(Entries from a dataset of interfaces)
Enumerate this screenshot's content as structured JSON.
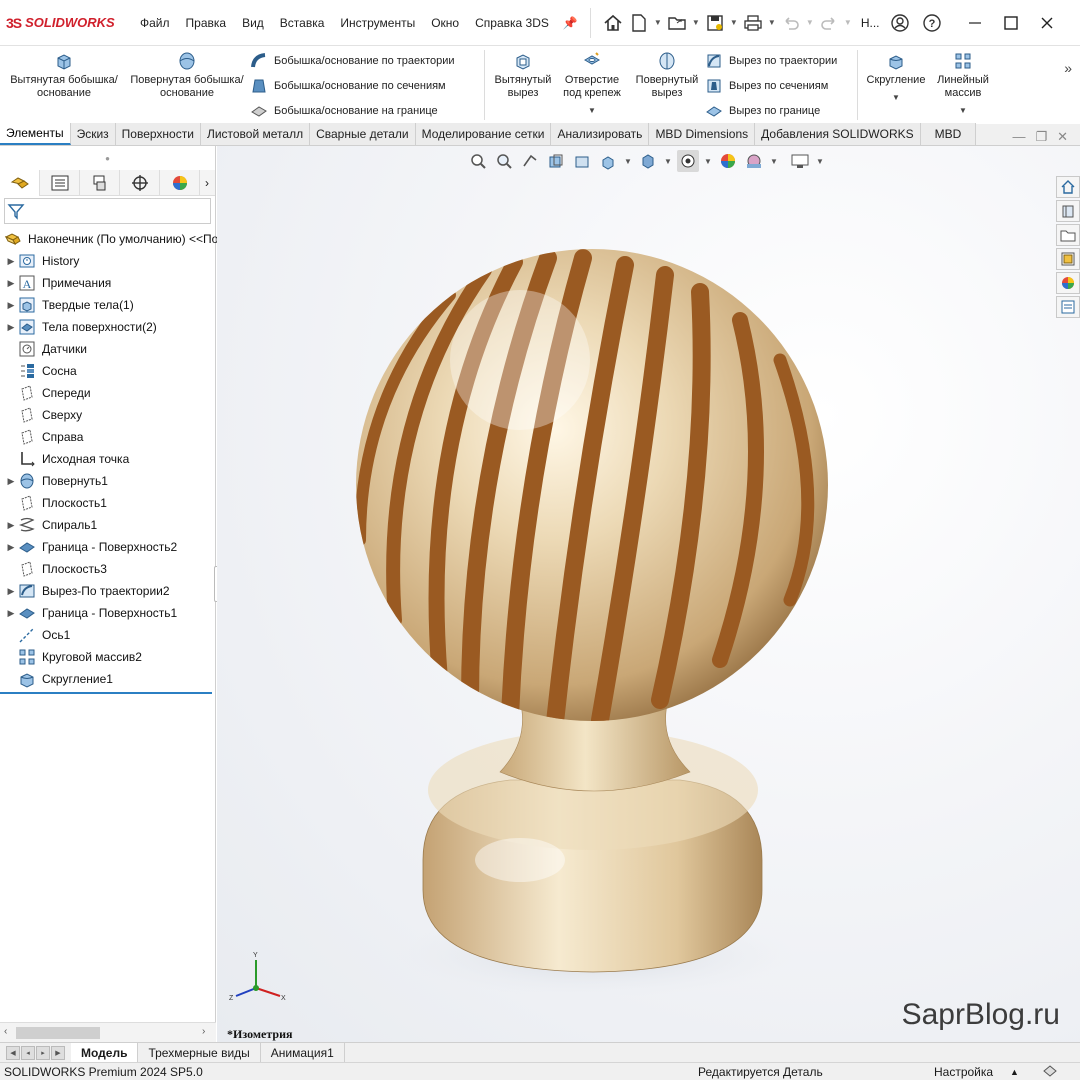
{
  "app": {
    "brand": "SOLIDWORKS",
    "logo_mark": "3S"
  },
  "menu": [
    "Файл",
    "Правка",
    "Вид",
    "Вставка",
    "Инструменты",
    "Окно",
    "Справка 3DS"
  ],
  "user_short": "Н...",
  "ribbon": {
    "extruded_boss": "Вытянутая бобышка/основание",
    "revolved_boss": "Повернутая бобышка/основание",
    "swept_boss": "Бобышка/основание по траектории",
    "lofted_boss": "Бобышка/основание по сечениям",
    "boundary_boss": "Бобышка/основание на границе",
    "extruded_cut": "Вытянутый вырез",
    "hole_wizard": "Отверстие под крепеж",
    "revolved_cut": "Повернутый вырез",
    "swept_cut": "Вырез по траектории",
    "lofted_cut": "Вырез по сечениям",
    "boundary_cut": "Вырез по границе",
    "fillet": "Скругление",
    "linear_pattern": "Линейный массив"
  },
  "tabs": [
    "Элементы",
    "Эскиз",
    "Поверхности",
    "Листовой металл",
    "Сварные детали",
    "Моделирование сетки",
    "Анализировать",
    "MBD Dimensions",
    "Добавления SOLIDWORKS",
    "MBD"
  ],
  "active_tab": "Элементы",
  "tree": {
    "root": "Наконечник (По умолчанию) <<По",
    "items": [
      {
        "label": "History",
        "icon": "history-icon",
        "expand": true
      },
      {
        "label": "Примечания",
        "icon": "annotations-icon",
        "expand": true
      },
      {
        "label": "Твердые тела(1)",
        "icon": "solid-bodies-icon",
        "expand": true
      },
      {
        "label": "Тела поверхности(2)",
        "icon": "surface-bodies-icon",
        "expand": true
      },
      {
        "label": "Датчики",
        "icon": "sensors-icon",
        "expand": false
      },
      {
        "label": "Сосна",
        "icon": "material-icon",
        "expand": false
      },
      {
        "label": "Спереди",
        "icon": "plane-icon",
        "expand": false
      },
      {
        "label": "Сверху",
        "icon": "plane-icon",
        "expand": false
      },
      {
        "label": "Справа",
        "icon": "plane-icon",
        "expand": false
      },
      {
        "label": "Исходная точка",
        "icon": "origin-icon",
        "expand": false
      },
      {
        "label": "Повернуть1",
        "icon": "revolve-icon",
        "expand": true
      },
      {
        "label": "Плоскость1",
        "icon": "plane-icon",
        "expand": false
      },
      {
        "label": "Спираль1",
        "icon": "helix-icon",
        "expand": true
      },
      {
        "label": "Граница - Поверхность2",
        "icon": "boundary-surface-icon",
        "expand": true
      },
      {
        "label": "Плоскость3",
        "icon": "plane-icon",
        "expand": false
      },
      {
        "label": "Вырез-По траектории2",
        "icon": "swept-cut-icon",
        "expand": true
      },
      {
        "label": "Граница - Поверхность1",
        "icon": "boundary-surface-icon",
        "expand": true
      },
      {
        "label": "Ось1",
        "icon": "axis-icon",
        "expand": false
      },
      {
        "label": "Круговой массив2",
        "icon": "circular-pattern-icon",
        "expand": false
      },
      {
        "label": "Скругление1",
        "icon": "fillet-icon",
        "expand": false
      }
    ]
  },
  "viewport": {
    "view_name": "*Изометрия",
    "watermark": "SaprBlog.ru",
    "triad": {
      "x": "X",
      "y": "Y",
      "z": "Z"
    }
  },
  "bottom_tabs": [
    "Модель",
    "Трехмерные виды",
    "Анимация1"
  ],
  "active_bottom_tab": "Модель",
  "status": {
    "version": "SOLIDWORKS Premium 2024 SP5.0",
    "mode": "Редактируется Деталь",
    "settings": "Настройка"
  },
  "colors": {
    "brand_red": "#d0202c",
    "accent_blue": "#2b7fc3",
    "wood_light": "#e8d6b4",
    "wood_groove": "#9a5a22"
  }
}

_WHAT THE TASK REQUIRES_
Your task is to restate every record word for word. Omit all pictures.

_ANSWER FOR THE TASK_
Enumerate this screenshot's content as structured JSON.
{
  "app": {
    "brand": "SOLIDWORKS",
    "logo_mark": "3S"
  },
  "menu": [
    "Файл",
    "Правка",
    "Вид",
    "Вставка",
    "Инструменты",
    "Окно",
    "Справка 3DS"
  ],
  "user_short": "Н...",
  "ribbon": {
    "extruded_boss": "Вытянутая бобышка/основание",
    "revolved_boss": "Повернутая бобышка/основание",
    "swept_boss": "Бобышка/основание по траектории",
    "lofted_boss": "Бобышка/основание по сечениям",
    "boundary_boss": "Бобышка/основание на границе",
    "extruded_cut": "Вытянутый вырез",
    "hole_wizard": "Отверстие под крепеж",
    "revolved_cut": "Повернутый вырез",
    "swept_cut": "Вырез по траектории",
    "lofted_cut": "Вырез по сечениям",
    "boundary_cut": "Вырез по границе",
    "fillet": "Скругление",
    "linear_pattern": "Линейный массив"
  },
  "tabs": [
    "Элементы",
    "Эскиз",
    "Поверхности",
    "Листовой металл",
    "Сварные детали",
    "Моделирование сетки",
    "Анализировать",
    "MBD Dimensions",
    "Добавления SOLIDWORKS",
    "MBD"
  ],
  "active_tab": "Элементы",
  "tree": {
    "root": "Наконечник (По умолчанию) <<По",
    "items": [
      {
        "label": "History",
        "icon": "history-icon",
        "expand": true
      },
      {
        "label": "Примечания",
        "icon": "annotations-icon",
        "expand": true
      },
      {
        "label": "Твердые тела(1)",
        "icon": "solid-bodies-icon",
        "expand": true
      },
      {
        "label": "Тела поверхности(2)",
        "icon": "surface-bodies-icon",
        "expand": true
      },
      {
        "label": "Датчики",
        "icon": "sensors-icon",
        "expand": false
      },
      {
        "label": "Сосна",
        "icon": "material-icon",
        "expand": false
      },
      {
        "label": "Спереди",
        "icon": "plane-icon",
        "expand": false
      },
      {
        "label": "Сверху",
        "icon": "plane-icon",
        "expand": false
      },
      {
        "label": "Справа",
        "icon": "plane-icon",
        "expand": false
      },
      {
        "label": "Исходная точка",
        "icon": "origin-icon",
        "expand": false
      },
      {
        "label": "Повернуть1",
        "icon": "revolve-icon",
        "expand": true
      },
      {
        "label": "Плоскость1",
        "icon": "plane-icon",
        "expand": false
      },
      {
        "label": "Спираль1",
        "icon": "helix-icon",
        "expand": true
      },
      {
        "label": "Граница - Поверхность2",
        "icon": "boundary-surface-icon",
        "expand": true
      },
      {
        "label": "Плоскость3",
        "icon": "plane-icon",
        "expand": false
      },
      {
        "label": "Вырез-По траектории2",
        "icon": "swept-cut-icon",
        "expand": true
      },
      {
        "label": "Граница - Поверхность1",
        "icon": "boundary-surface-icon",
        "expand": true
      },
      {
        "label": "Ось1",
        "icon": "axis-icon",
        "expand": false
      },
      {
        "label": "Круговой массив2",
        "icon": "circular-pattern-icon",
        "expand": false
      },
      {
        "label": "Скругление1",
        "icon": "fillet-icon",
        "expand": false
      }
    ]
  },
  "viewport": {
    "view_name": "*Изометрия",
    "watermark": "SaprBlog.ru",
    "triad": {
      "x": "X",
      "y": "Y",
      "z": "Z"
    }
  },
  "bottom_tabs": [
    "Модель",
    "Трехмерные виды",
    "Анимация1"
  ],
  "active_bottom_tab": "Модель",
  "status": {
    "version": "SOLIDWORKS Premium 2024 SP5.0",
    "mode": "Редактируется Деталь",
    "settings": "Настройка"
  },
  "colors": {
    "brand_red": "#d0202c",
    "accent_blue": "#2b7fc3",
    "wood_light": "#e8d6b4",
    "wood_groove": "#9a5a22"
  }
}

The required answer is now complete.